- Scene by scene construction. Rather than rely on second-hand accounts and background information, Wolfe considers it necessary for the journalist to witness events first hand, and to recreate them for the reader.
- Dialogue. By recording dialogue as fully as possible, the journalist is not only reporting words, but defining and establishing character, as well as involving the reader.
- The third person. Instead of simply reporting the facts, the journalist has to give the reader a real feeling of the events and people involved. One technique for achieving this is to treat the protagonists like characters in a novel. What is their motivation? What are they thinking?
- Status details. Just as important as the characters and the events, are the surroundings, specifically what people surround themselves with. Wolfe describes these items as the tools for a "social autopsy", so we can see people as they see themselves.
Truman Capote, In Cold Blood[edit source]
Robert Christgau, Beth Ann and Macrobioticism[edit source]
|Title||Author||First Published||Magazine/Newspaper First Published in||Book Published in|
|Excerpt from In Cold Blood||Truman Capote||September 25, 1965||The New Yorker||In Cold Blood|
|Beth Ann and Macrobioticism||Robert Christgau||1965||New York Herald Tribune||-|
|Some Dreamers of the Golden Dream||Joan Didion||May 7, 1966||The Saturday Evening Post||Slouching Towards Bethlehem|
|‘That's What We Come to Minneapolis For,’ Stan Hough said||John Gregory Dunne||1969||-||The Studio|
|Charlie Simpson's Apocalypse||Joe Eszterhas||July 6, 1972||Rolling Stone||-|
|La Dolce Viva||Barbara Goldsmith||April 29, 1968||New York Magazine||-|
|Gear||Richard Goldstein||1969||The Village Voice||-|
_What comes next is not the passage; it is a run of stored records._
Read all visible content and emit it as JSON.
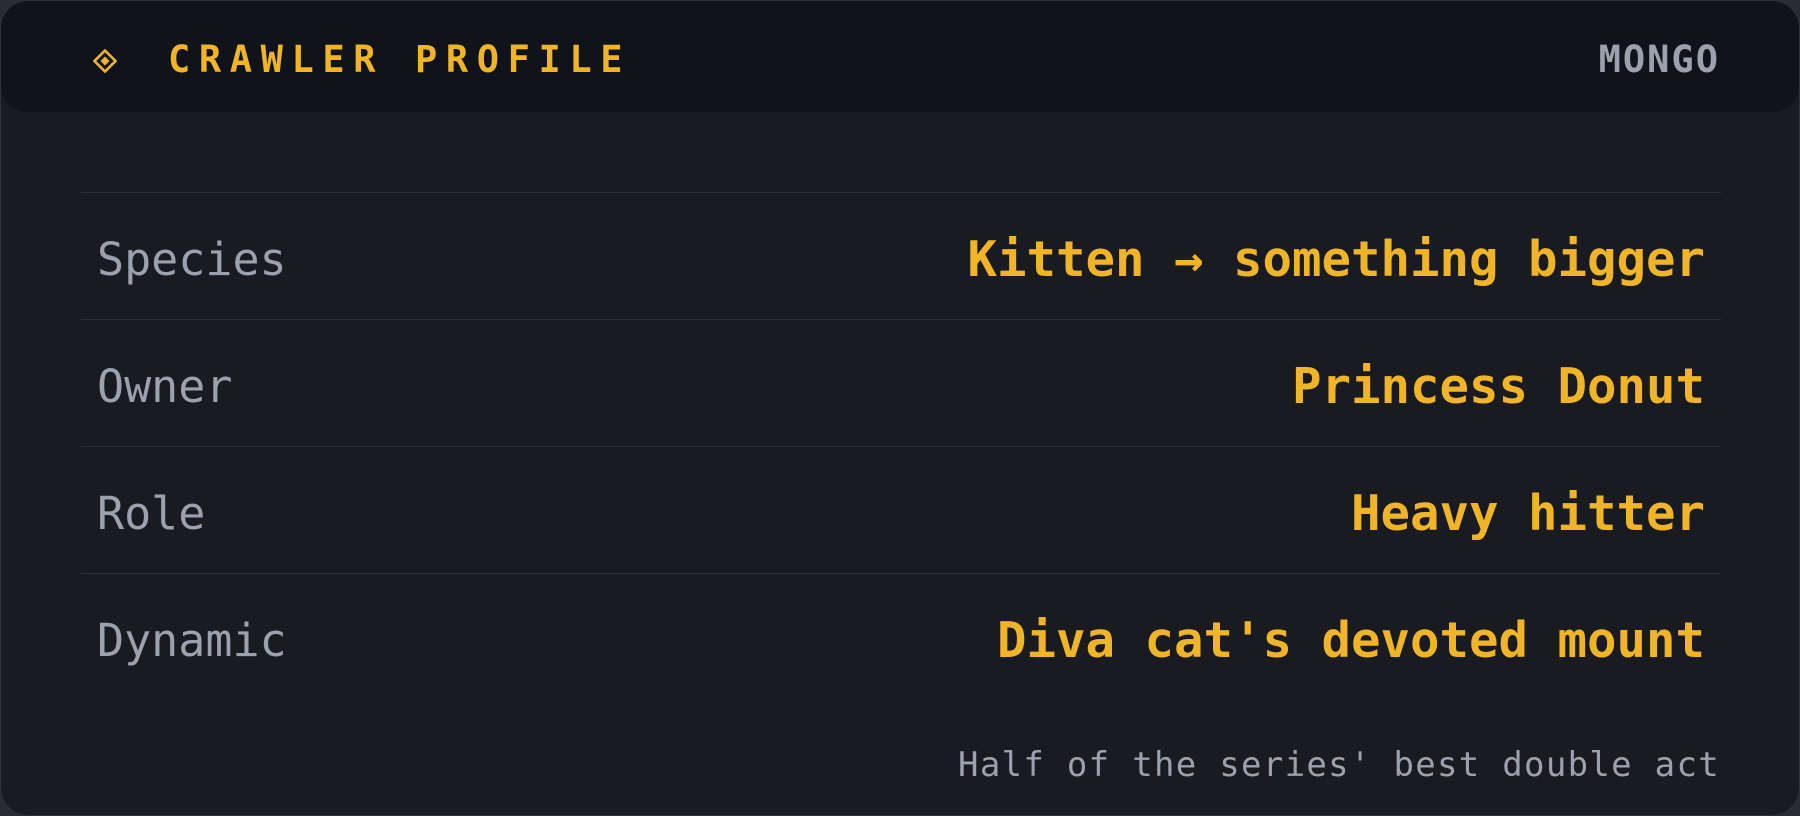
{
  "header": {
    "icon": "diamond-icon",
    "title": "CRAWLER PROFILE",
    "tag": "MONGO"
  },
  "rows": [
    {
      "label": "Species",
      "value": "Kitten → something bigger"
    },
    {
      "label": "Owner",
      "value": "Princess Donut"
    },
    {
      "label": "Role",
      "value": "Heavy hitter"
    },
    {
      "label": "Dynamic",
      "value": "Diva cat's devoted mount"
    }
  ],
  "footnote": "Half of the series' best double act",
  "colors": {
    "accent": "#f0b429",
    "muted_text": "#9ba1ad",
    "card_background": "#191b21",
    "header_background": "#10131a",
    "divider": "#2d3038"
  }
}
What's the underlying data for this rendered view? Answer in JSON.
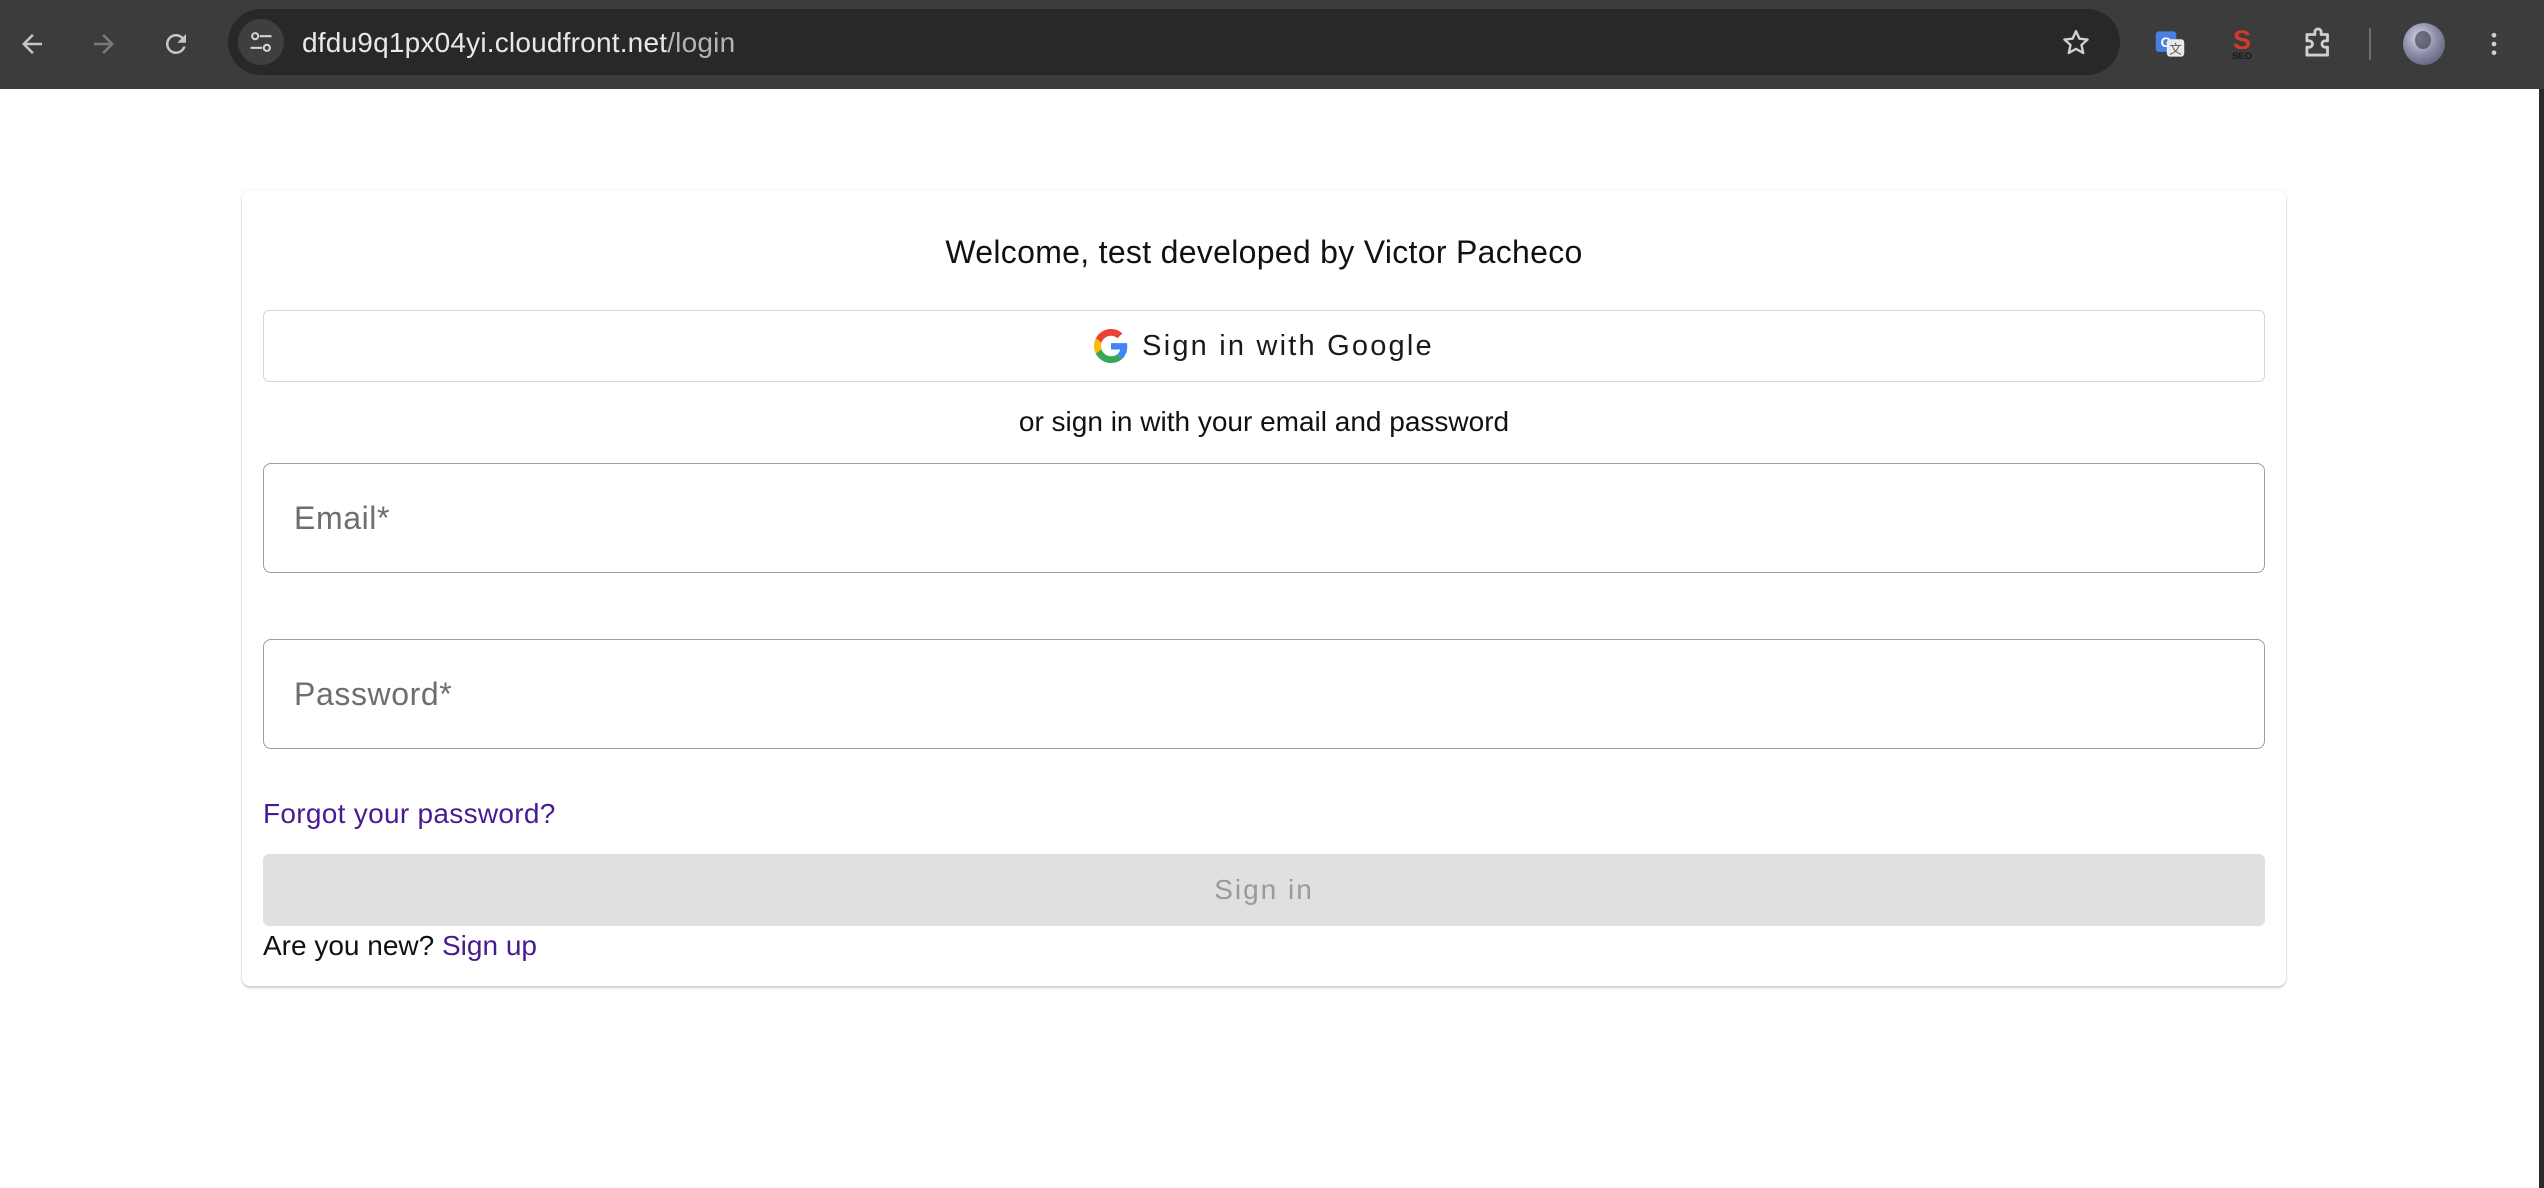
{
  "browser": {
    "url_host": "dfdu9q1px04yi.cloudfront.net",
    "url_path": "/login"
  },
  "extensions": [
    {
      "name": "translate-extension-icon"
    },
    {
      "name": "seo-extension-icon"
    },
    {
      "name": "puzzle-extensions-icon"
    }
  ],
  "login": {
    "welcome": "Welcome, test developed by Victor Pacheco",
    "google_button_label": "Sign in with Google",
    "divider_text": "or sign in with your email and password",
    "email_placeholder": "Email*",
    "email_value": "",
    "password_placeholder": "Password*",
    "password_value": "",
    "forgot_link": "Forgot your password?",
    "sign_in_label": "Sign in",
    "sign_in_disabled": true,
    "new_prompt": "Are you new?",
    "sign_up_link": "Sign up"
  },
  "colors": {
    "toolbar": "#3c3c3c",
    "omnibox": "#282828",
    "link": "#4a1a91",
    "disabled_button_bg": "#e0e0e0",
    "disabled_button_text": "#9a9a9a"
  }
}
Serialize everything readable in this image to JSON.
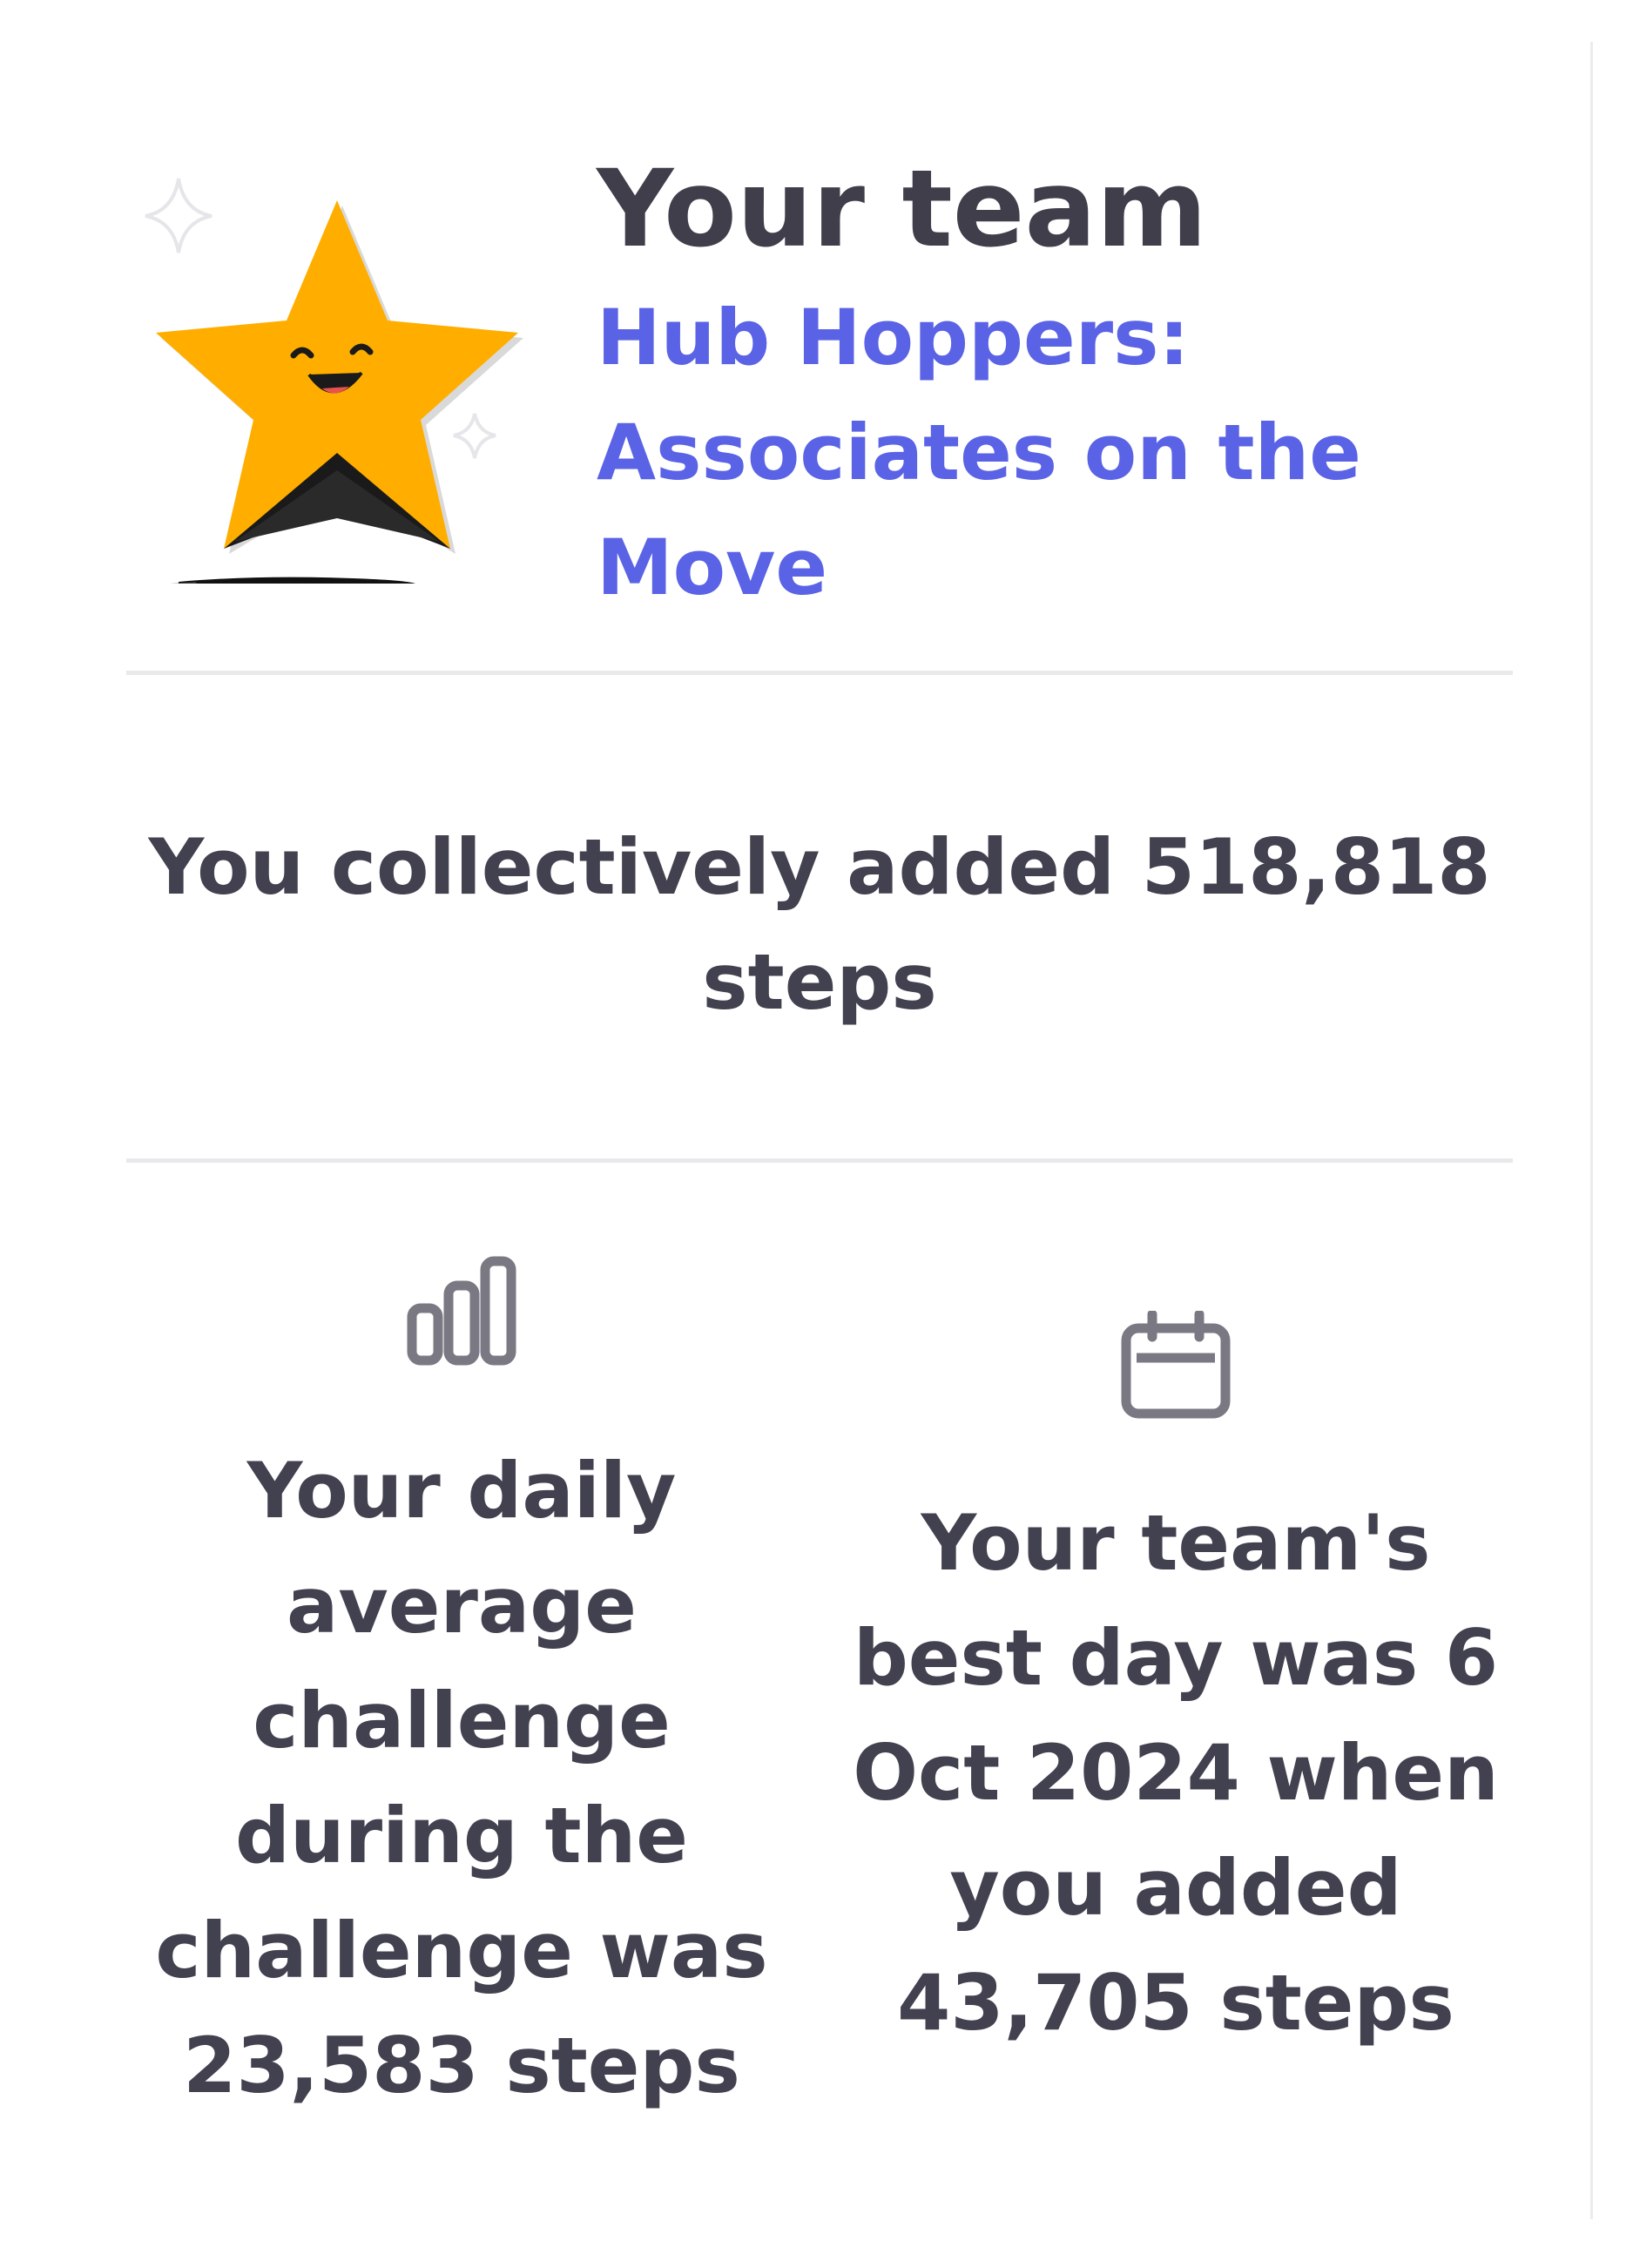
{
  "team": {
    "heading": "Your team",
    "name": "Hub Hoppers: Associates on the Move"
  },
  "summary": {
    "text": "You collectively added 518,818 steps"
  },
  "stats": {
    "daily_average": {
      "icon": "bar-chart-icon",
      "text": "Your daily average challenge during the challenge was 23,583 steps"
    },
    "best_day": {
      "icon": "calendar-icon",
      "text": "Your team's best day was 6 Oct 2024 when you added 43,705 steps"
    }
  },
  "colors": {
    "heading": "#3f3e4a",
    "link": "#5a63e6",
    "body": "#42414f",
    "star": "#ffae00",
    "icon": "#7a7983",
    "divider": "#e9e9ec"
  }
}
|Khesanh||Michael Herr||September 1965||Esquire||-|
|Excerpt from The Armies of the Night||Norman Mailer||1968||-||The Armies of the Night|
|Excerpt from The Selling of the President 1968||Joe McGinniss||1969||-||The Selling of the President 1968|
|The Detective||James Mills||December 3, 1965||LIFE||-|
|Excerpt from Paper Lion||George Plimpton||1966||-||Paper Lion|
|Ava: Life in the Afternoon||Rex Reed||May 1967||Esquire||Do You Sleep in the Nude?|
|Timing and a Diversion: The Cocoa Game||"Adam Smith"(pen name for George Goodman)||New York World Journal Tribune||The Money Game|
|Excerpt from M||John Sack||October 1966||Esquire||M|
|Twirling at Ole Miss||Terry Southern||February 1963||Esquire||Red-Dirt Marijuana and Other Tastes|
|The Soft Psyche of Joshua Logan||Gay Talese||April 1963||Esquire||-|
|Excerpt from Hell's Angels||Hunter S. Thompson||1966||-||Hell's Angels|
|The Kentucky Derby is Decadent and Depraved||Hunter S. Thompson||June 1970||Scanlan's Monthly||-|
|The General Goes Zapping Charlie Cong||Nicholas Tomalin||June 5, 1966||The Times||-|
|Martin Luther King is Still on the Case||Garry Wills||August 1968||Esquire||-|
|The Fugitive||Tom Wolfe||1968||-||The Electric Kool-Aid Acid Test|
|Radical Chic & Mau-Mauing the Flak Catchers||Tom Wolfe||June 8, 1970||New York Magazine||-|